Task inputs section start
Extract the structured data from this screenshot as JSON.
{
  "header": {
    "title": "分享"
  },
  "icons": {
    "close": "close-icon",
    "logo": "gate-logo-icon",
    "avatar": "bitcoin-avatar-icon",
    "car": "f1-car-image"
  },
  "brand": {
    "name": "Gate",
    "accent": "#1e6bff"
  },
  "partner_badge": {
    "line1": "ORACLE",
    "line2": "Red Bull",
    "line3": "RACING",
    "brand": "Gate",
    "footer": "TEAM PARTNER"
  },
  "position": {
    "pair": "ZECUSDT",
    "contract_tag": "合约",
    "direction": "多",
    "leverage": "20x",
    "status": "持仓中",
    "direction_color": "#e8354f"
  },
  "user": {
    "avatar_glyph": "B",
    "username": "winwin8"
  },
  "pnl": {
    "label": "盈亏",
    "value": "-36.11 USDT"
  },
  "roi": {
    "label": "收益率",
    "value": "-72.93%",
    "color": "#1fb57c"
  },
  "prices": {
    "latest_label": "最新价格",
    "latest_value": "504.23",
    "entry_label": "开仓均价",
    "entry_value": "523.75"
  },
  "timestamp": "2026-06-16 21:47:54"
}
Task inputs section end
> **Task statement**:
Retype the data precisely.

> **Result for this exercise**:
Extract the structured data from this screenshot as JSON.
{
  "header": {
    "title": "分享"
  },
  "icons": {
    "close": "close-icon",
    "logo": "gate-logo-icon",
    "avatar": "bitcoin-avatar-icon",
    "car": "f1-car-image"
  },
  "brand": {
    "name": "Gate",
    "accent": "#1e6bff"
  },
  "partner_badge": {
    "line1": "ORACLE",
    "line2": "Red Bull",
    "line3": "RACING",
    "brand": "Gate",
    "footer": "TEAM PARTNER"
  },
  "position": {
    "pair": "ZECUSDT",
    "contract_tag": "合约",
    "direction": "多",
    "leverage": "20x",
    "status": "持仓中",
    "direction_color": "#e8354f"
  },
  "user": {
    "avatar_glyph": "B",
    "username": "winwin8"
  },
  "pnl": {
    "label": "盈亏",
    "value": "-36.11 USDT"
  },
  "roi": {
    "label": "收益率",
    "value": "-72.93%",
    "color": "#1fb57c"
  },
  "prices": {
    "latest_label": "最新价格",
    "latest_value": "504.23",
    "entry_label": "开仓均价",
    "entry_value": "523.75"
  },
  "timestamp": "2026-06-16 21:47:54"
}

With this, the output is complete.